Barbara Dudley had a rash of dinner parties just before her death.
“There’s no reason to wait until you’re dead to have your funeral,” Dudley told family and friends. “I’m having my funeral every day until I can’t have it anymore.”
Mrs. Dudley had a brain tumor, and was told that she had less than two months to live. The ninety-one-year-old asked her doc, “Can you get me through to the holidays?” She then proceeded to open her home as a perpetual dining hall for friends and family. Topics at the luncheons and dinners flowed from world politics, to art, to literature and music. Guests from far and wide described the scene as “magical.”
This may be an extreme example. But Barbara’s story reminds us that social interaction is crucial for the living, as well as for the dying.
We tend to think about nonagenarians as isolated, vulnerable elders. And this may be true in some cases. However, my research unearthed mostly the opposite. I found many of the oldest old to be vitally connected to social networks. According to sociologist Eric Klinenberg, living alone encourages more social interaction, not less. And single seniors are no exception; they are more likely to socialize with friends and neighbors than their younger counterparts.
We all know that social ties are crucial in terms of health and well-being. And yet, sometimes we need to be reminded to get out there and be social. And this: how does one make new friends in old age?
“For each year I get older, I make a new friend.”
That’s Ruth H’s survival strategy, and she’s fully connected at age 98. How does she do it? She introduces herself to people in her clubs, discussion groups, doctors’ offices, at the local college (potential walking partners), in the neighborhood (when she is out walking), and even at the farmer’s market. This year she’s ended up with 5 new friends, she says, beaming. She can’t wait to invite them all to her 100th birthday party.
When was the last time you made a new friend, and how did you do it? I’d love to hear about it.
This is the sixth in a 13- post series on living well, adapted from Aging Our Way: Lessons for Living from 85 and Beyond

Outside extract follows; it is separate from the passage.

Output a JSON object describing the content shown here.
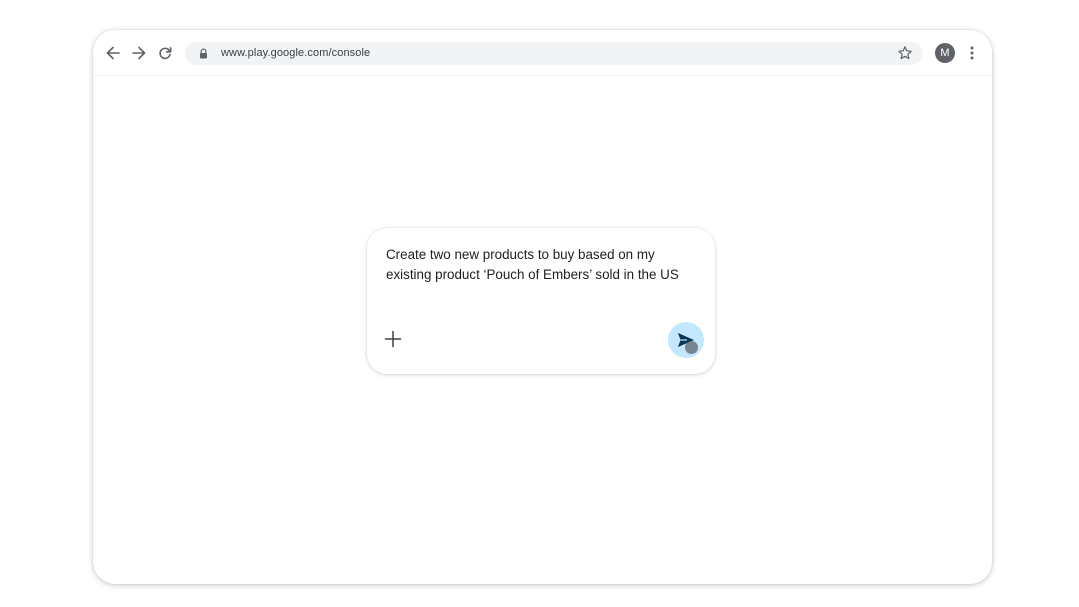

- Opinion: Living Alone Means Being Social (nytimes.com)
- Lesson Five: Ask for Help; Mobilize Resources – Aging Our Way (agingourway.wordpress.com)